“The four of us (deputies) stood before several thousand employees and said, ‘This is real. We have no difficulties believing these claims’,” says Quan-Watson.
“I think for that to happen for the first time ever is not tepid. I will agree with people that simply doing that is not a solution. That doesn’t end things. But you cannot solve a problem that you don’t admit exists, and the four of us admit that it exists.”
Gideons acknowledges there’s a long way to go to create a work environment that’s “more trustworthy and more credible.
“For people to make the leap of faith, they have to be convinced that change is coming — and change is here, really, not just coming,” she says. “But you can be part of it and that you can make an important contribution for the generations to come.”
She points to large funding increases, new strategies and policy initiatives crafted under the Liberals.
Those who spoke with APTN, however, point to the gaps — the files where little progress has been made.
They’ll be watching closely, hoping the deputies make good on their promises.

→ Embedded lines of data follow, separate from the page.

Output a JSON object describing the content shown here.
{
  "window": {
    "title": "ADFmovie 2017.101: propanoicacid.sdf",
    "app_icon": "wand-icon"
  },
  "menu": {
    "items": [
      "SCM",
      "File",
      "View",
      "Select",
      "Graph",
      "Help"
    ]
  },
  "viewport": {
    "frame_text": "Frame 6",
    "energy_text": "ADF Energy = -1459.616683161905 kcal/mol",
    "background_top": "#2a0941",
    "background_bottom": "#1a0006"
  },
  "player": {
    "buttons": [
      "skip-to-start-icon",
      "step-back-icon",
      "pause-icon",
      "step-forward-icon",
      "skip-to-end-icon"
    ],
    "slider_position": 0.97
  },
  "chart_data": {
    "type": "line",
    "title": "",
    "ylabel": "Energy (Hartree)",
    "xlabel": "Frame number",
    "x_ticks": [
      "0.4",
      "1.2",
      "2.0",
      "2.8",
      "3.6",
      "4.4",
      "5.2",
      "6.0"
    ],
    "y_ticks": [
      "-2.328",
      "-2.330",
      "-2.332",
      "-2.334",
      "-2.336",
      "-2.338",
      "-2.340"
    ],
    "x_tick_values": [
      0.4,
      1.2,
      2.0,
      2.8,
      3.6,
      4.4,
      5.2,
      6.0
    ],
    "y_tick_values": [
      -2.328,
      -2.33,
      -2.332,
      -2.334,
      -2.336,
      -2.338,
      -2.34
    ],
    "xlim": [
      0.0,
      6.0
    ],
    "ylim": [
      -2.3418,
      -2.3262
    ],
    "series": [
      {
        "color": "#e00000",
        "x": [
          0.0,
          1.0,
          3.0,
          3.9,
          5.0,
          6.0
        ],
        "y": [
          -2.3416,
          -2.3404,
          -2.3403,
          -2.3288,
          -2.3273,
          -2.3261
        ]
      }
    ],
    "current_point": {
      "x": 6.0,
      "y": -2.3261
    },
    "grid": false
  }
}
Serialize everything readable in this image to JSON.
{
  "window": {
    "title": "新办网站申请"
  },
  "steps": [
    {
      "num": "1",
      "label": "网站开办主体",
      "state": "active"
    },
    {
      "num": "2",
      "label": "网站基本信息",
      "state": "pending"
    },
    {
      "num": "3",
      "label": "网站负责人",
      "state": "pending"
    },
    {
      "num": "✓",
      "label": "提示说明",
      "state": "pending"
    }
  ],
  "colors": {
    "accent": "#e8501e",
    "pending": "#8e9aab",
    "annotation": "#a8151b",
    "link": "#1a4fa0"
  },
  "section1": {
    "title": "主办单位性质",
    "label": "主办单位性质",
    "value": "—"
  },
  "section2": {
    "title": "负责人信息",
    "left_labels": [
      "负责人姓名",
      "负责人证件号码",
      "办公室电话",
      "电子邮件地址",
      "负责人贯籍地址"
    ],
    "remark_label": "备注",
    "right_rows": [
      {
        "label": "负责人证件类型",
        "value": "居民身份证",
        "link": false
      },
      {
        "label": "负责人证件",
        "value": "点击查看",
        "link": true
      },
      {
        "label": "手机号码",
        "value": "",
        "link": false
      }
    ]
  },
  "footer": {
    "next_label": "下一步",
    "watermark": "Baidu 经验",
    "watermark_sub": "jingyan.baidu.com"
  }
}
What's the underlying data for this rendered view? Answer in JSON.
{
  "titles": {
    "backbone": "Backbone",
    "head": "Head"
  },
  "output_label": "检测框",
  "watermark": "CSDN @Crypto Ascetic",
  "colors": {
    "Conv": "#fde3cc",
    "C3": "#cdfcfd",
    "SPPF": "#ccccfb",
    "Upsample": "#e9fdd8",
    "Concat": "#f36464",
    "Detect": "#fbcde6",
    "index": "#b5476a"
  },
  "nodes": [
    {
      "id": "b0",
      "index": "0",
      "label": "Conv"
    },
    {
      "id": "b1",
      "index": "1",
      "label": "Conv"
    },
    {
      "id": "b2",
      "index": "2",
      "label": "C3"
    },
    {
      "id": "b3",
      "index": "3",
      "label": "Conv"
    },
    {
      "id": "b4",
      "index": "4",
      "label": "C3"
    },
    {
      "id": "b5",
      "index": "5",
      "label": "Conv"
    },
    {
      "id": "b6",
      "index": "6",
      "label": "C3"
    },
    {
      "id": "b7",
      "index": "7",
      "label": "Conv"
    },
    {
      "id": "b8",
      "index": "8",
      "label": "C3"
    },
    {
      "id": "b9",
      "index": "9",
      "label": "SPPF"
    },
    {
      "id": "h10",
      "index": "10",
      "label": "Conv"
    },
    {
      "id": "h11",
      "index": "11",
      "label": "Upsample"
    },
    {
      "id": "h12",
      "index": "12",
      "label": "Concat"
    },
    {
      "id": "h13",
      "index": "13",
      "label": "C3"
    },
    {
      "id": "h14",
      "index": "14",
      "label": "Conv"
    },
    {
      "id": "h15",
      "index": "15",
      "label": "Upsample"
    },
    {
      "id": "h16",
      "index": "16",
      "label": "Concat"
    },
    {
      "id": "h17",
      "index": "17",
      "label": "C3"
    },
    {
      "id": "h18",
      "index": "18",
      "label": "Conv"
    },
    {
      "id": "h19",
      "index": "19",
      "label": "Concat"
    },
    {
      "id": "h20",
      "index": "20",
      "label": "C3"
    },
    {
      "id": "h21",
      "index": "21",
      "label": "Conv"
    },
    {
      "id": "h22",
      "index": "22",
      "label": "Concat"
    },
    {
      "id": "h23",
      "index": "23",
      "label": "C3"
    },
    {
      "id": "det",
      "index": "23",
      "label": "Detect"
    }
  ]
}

Saulis puts it bluntly in his final message to them: “The worst thing that could happen is that you speak empty words.”